■ Work item
Reproduce all of the data exactly. Images are not to appear in the reply.

(Component data from apps and pages)
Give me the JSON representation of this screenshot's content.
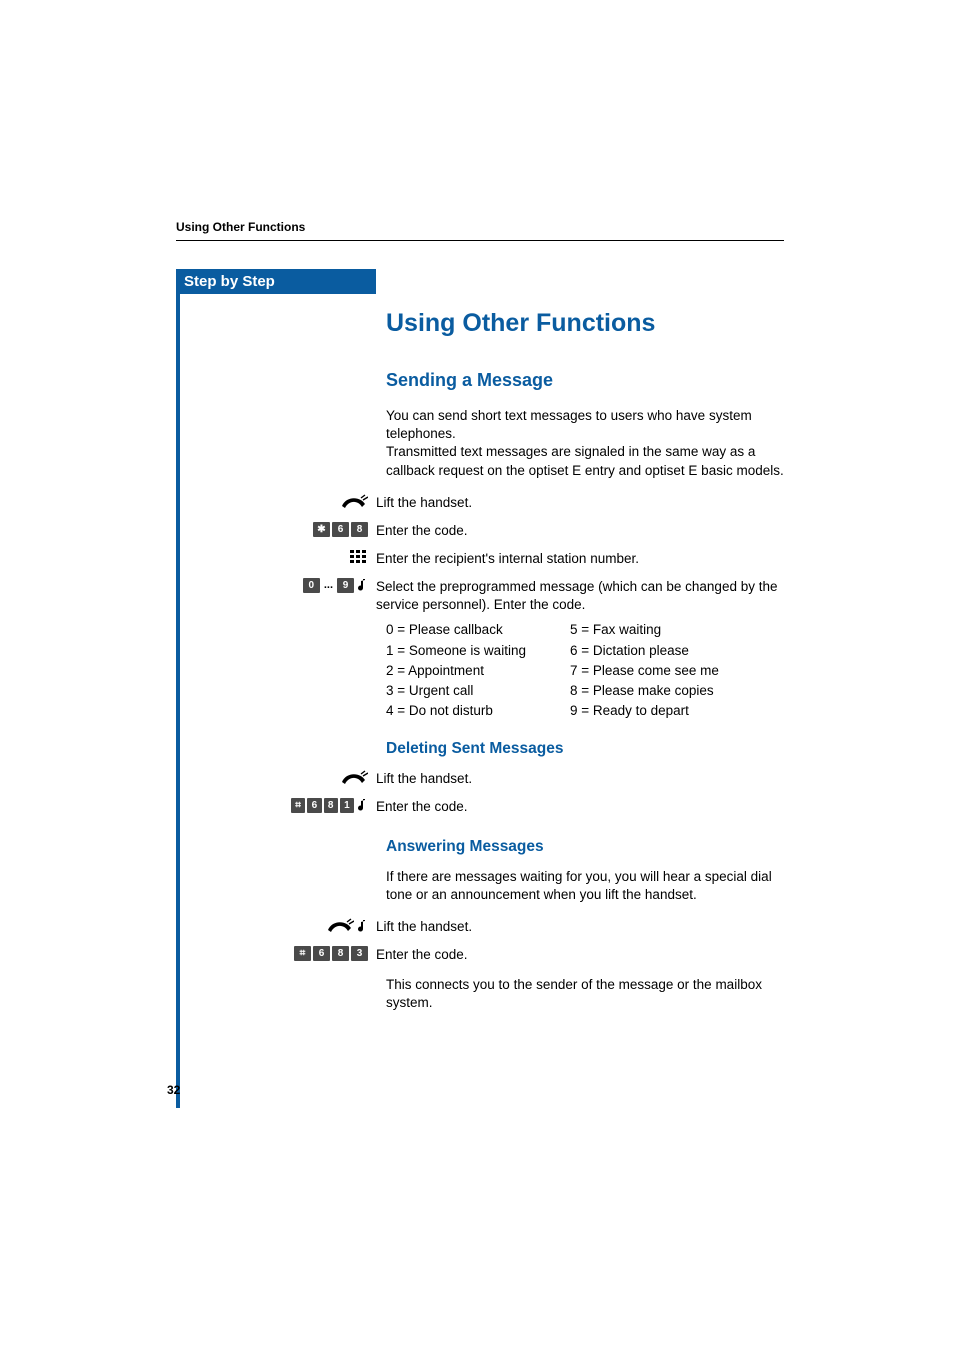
{
  "header": {
    "running": "Using Other Functions"
  },
  "sidebar": {
    "stepByStep": "Step by Step"
  },
  "title": "Using Other Functions",
  "section1": {
    "heading": "Sending a Message",
    "intro": "You can send short text messages to users who have system telephones.\nTransmitted text messages are signaled in the same way as a callback request on the optiset E entry and optiset E basic models.",
    "steps": {
      "lift": "Lift the handset.",
      "enterCode": "Enter the code.",
      "enterRecipient": "Enter the recipient's internal station number.",
      "selectMsg": "Select the preprogrammed message (which can be changed by the service personnel). Enter the code."
    },
    "keys": {
      "code": [
        "✱",
        "6",
        "8"
      ],
      "range": [
        "0",
        "9"
      ]
    },
    "options": {
      "left": [
        "0 = Please callback",
        "1 = Someone is waiting",
        "2 = Appointment",
        "3 = Urgent call",
        "4 = Do not disturb"
      ],
      "right": [
        "5 = Fax waiting",
        "6 = Dictation please",
        "7 = Please come see me",
        "8 = Please make copies",
        "9 = Ready to depart"
      ]
    }
  },
  "section2": {
    "heading": "Deleting Sent Messages",
    "steps": {
      "lift": "Lift the handset.",
      "enterCode": "Enter the code."
    },
    "keys": {
      "code": [
        "⌗",
        "6",
        "8",
        "1"
      ]
    }
  },
  "section3": {
    "heading": "Answering Messages",
    "intro": "If there are messages waiting for you, you will hear a special dial tone or an announcement when you lift the handset.",
    "steps": {
      "lift": "Lift the handset.",
      "enterCode": "Enter the code."
    },
    "keys": {
      "code": [
        "⌗",
        "6",
        "8",
        "3"
      ]
    },
    "outro": "This connects you to the sender of the message or the mailbox system."
  },
  "pageNumber": "32"
}
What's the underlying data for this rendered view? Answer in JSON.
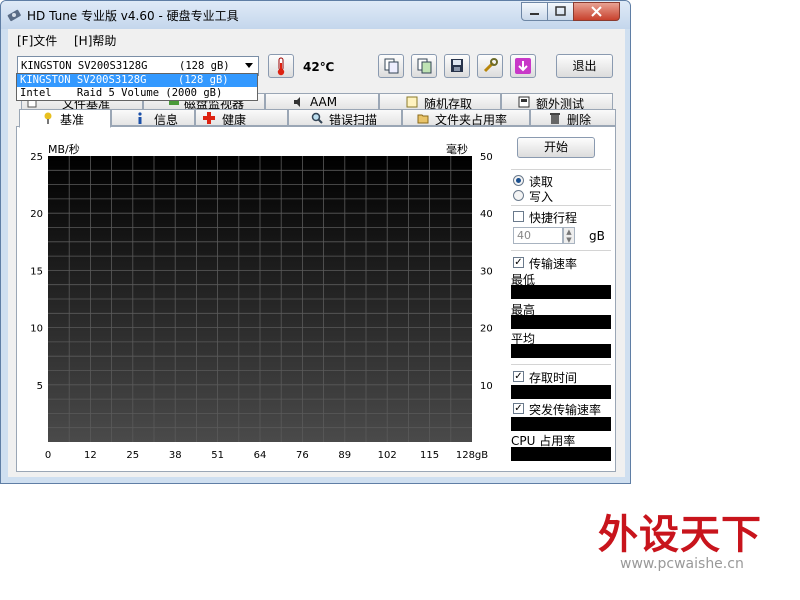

■ Solution to the exercise
Give me the JSON representation of this screenshot's content.
{
  "header": {
    "running": "Using Other Functions"
  },
  "sidebar": {
    "stepByStep": "Step by Step"
  },
  "title": "Using Other Functions",
  "section1": {
    "heading": "Sending a Message",
    "intro": "You can send short text messages to users who have system telephones.\nTransmitted text messages are signaled in the same way as a callback request on the optiset E entry and optiset E basic models.",
    "steps": {
      "lift": "Lift the handset.",
      "enterCode": "Enter the code.",
      "enterRecipient": "Enter the recipient's internal station number.",
      "selectMsg": "Select the preprogrammed message (which can be changed by the service personnel). Enter the code."
    },
    "keys": {
      "code": [
        "✱",
        "6",
        "8"
      ],
      "range": [
        "0",
        "9"
      ]
    },
    "options": {
      "left": [
        "0 = Please callback",
        "1 = Someone is waiting",
        "2 = Appointment",
        "3 = Urgent call",
        "4 = Do not disturb"
      ],
      "right": [
        "5 = Fax waiting",
        "6 = Dictation please",
        "7 = Please come see me",
        "8 = Please make copies",
        "9 = Ready to depart"
      ]
    }
  },
  "section2": {
    "heading": "Deleting Sent Messages",
    "steps": {
      "lift": "Lift the handset.",
      "enterCode": "Enter the code."
    },
    "keys": {
      "code": [
        "⌗",
        "6",
        "8",
        "1"
      ]
    }
  },
  "section3": {
    "heading": "Answering Messages",
    "intro": "If there are messages waiting for you, you will hear a special dial tone or an announcement when you lift the handset.",
    "steps": {
      "lift": "Lift the handset.",
      "enterCode": "Enter the code."
    },
    "keys": {
      "code": [
        "⌗",
        "6",
        "8",
        "3"
      ]
    },
    "outro": "This connects you to the sender of the message or the mailbox system."
  },
  "pageNumber": "32"
}
What's the underlying data for this rendered view? Answer in JSON.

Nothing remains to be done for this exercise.